Forgiveness, Learning Disabilities in College, and Iran
Top of Mind with Julie Rose - Radio Archive, Episode 104
- Jul 16, 2015 9:00 pm
- 1:42:55 mins

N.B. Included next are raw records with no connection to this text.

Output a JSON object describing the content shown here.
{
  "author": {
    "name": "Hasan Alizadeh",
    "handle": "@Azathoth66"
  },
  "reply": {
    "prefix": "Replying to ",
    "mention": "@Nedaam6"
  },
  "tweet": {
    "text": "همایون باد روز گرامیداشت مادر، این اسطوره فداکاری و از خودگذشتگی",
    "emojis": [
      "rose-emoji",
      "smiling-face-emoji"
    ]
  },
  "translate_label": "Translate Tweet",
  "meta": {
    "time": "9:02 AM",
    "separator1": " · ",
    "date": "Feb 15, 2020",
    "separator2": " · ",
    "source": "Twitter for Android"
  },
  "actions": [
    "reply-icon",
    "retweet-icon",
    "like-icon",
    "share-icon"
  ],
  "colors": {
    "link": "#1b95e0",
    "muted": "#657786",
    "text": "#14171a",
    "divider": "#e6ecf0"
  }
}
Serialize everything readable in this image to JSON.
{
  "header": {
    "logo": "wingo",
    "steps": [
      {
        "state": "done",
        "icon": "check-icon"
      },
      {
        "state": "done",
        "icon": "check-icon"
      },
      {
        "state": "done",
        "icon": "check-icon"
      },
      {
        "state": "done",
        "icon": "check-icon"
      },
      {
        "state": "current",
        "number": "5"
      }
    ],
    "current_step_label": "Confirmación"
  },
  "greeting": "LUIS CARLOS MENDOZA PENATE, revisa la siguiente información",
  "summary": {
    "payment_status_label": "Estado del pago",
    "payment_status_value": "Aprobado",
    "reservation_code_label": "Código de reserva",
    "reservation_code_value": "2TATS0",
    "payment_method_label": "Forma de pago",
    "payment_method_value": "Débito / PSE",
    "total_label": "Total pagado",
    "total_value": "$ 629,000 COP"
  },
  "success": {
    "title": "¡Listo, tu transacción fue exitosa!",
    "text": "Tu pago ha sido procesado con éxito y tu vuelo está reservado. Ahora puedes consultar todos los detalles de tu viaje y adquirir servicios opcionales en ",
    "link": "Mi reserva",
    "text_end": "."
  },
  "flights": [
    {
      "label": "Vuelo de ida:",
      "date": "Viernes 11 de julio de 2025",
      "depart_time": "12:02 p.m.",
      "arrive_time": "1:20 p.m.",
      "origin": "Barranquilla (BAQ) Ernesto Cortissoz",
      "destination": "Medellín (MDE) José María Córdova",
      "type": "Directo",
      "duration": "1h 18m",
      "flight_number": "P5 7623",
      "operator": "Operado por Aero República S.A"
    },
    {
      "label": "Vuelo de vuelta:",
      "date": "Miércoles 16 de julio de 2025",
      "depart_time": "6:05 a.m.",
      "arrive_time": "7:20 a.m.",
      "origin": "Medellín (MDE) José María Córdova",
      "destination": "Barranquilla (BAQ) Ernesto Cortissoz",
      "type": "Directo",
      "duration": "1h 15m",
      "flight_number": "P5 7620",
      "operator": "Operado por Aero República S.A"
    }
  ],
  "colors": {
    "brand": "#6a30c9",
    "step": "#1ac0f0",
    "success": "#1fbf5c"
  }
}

Forgiveness (1:04) Guest: Dr. Everett Worthington Forgiveness is Top of Mind today. A dramatic example of it played out recently in a Utah courtroom when the widow of a slain police officer attended the sentencing hearing of 17-year-old Meagan Grunwald and asked the judge to go easy. Grunwald led police on an hours-long chase through Utah, driving a pick-up truck while her 27-year-old boyfriend shot at police officers through the rear window. The chase ended with the boyfriend dead, a police officer dead and another wounded. Grunwald was ultimately convicted of murder and faced life in prison without the possibility of parole. The judged handed down a more lenient sentence of 25-years-to-life, reflecting the sentiment of the slain officer’s widow who said to Grunwald at the hearing: “You are forgiven, sweet girl. I hope that one day you can forgive yourself.” We heard similar sentiments from victims’ families after the massacre at Emanuel African Methodist Episcopal Church in Charleston. So forgiveness is on our minds today: how it helps to heal victims, criminals, and communities. Dr. Everett Worthington is a professor of psychology at Virginia Commonwealth University and a leading researcher on forgiveness. In the midst of his research, he was forced to confront his own ability to forgive, not once but twice. Learning Disabilities in College (27:24) Guest: Lindsay E. Jones, director of public policy and advocacy at the National Center for Learning Disabilities, and Aaron Allred, Ph.D, BYU Accessibility Center A new crop of college freshman is registering for classes and planning the décor for their dorm rooms. Many of America’s 18 year-olds are getting ready this summer to start college in the fall. Likely not on their minds is where they’ll turn for special assistance to deal with a learning disability. The good news is more students with such disabilities are college bound these days. The bad news those kids often have trouble getting the accommodations they need on campus – or they simply don’t disclose their needs and end up setting themselves. The issue has caught the attention of the US Department of Education, which last month announced plans to fund a center focused on improving the transition for students with learning disabilities entering college. Middle East Panel on Iran (51:09) Guests: Steven Lobell, University of Utah Political Science, John Macfarlane, Utah Valley University Political Science, and Quinn Mecham, Brigham Young University Political Science After years of negotiation, the US has agreed to a deal meant to prevent Iran from obtaining a nuclear weapon in the next decade. Iran promises to wind down its nuclear enrichment program and give international inspectors unprecedented access to monitor Iran’s compliance with the deal. In exchange, major nations including the US will lift the economic sanctions that have hampered Iran’s economy. With an hour-long press conference yesterday, President Obama kicked off a PR effort to sell the deal to Congress, which has 60 days to review it. Joining me now to discuss the deal and its impact is our monthly panel of Middle East experts. Pornography (1:31:21) Guest: Richard Neitzel Holzapfel, Professor of Church History Pornography accounts for 30 percent of all data transferred over the Internet, and 90 percent of children ages 8-16 have viewed it at least once. It’s been linked with low self-esteem and lower marriage rates in young men. Pornography is working its way into homes and families. Parents struggle with how to protect their children against its effects, given how likely they are to be exposed. Richard Neitzel Holzapfel is the faculty advisor for the student club here on campus dedicated to educating people about the harms of pornography. Holzapfel is a professor of religious studies.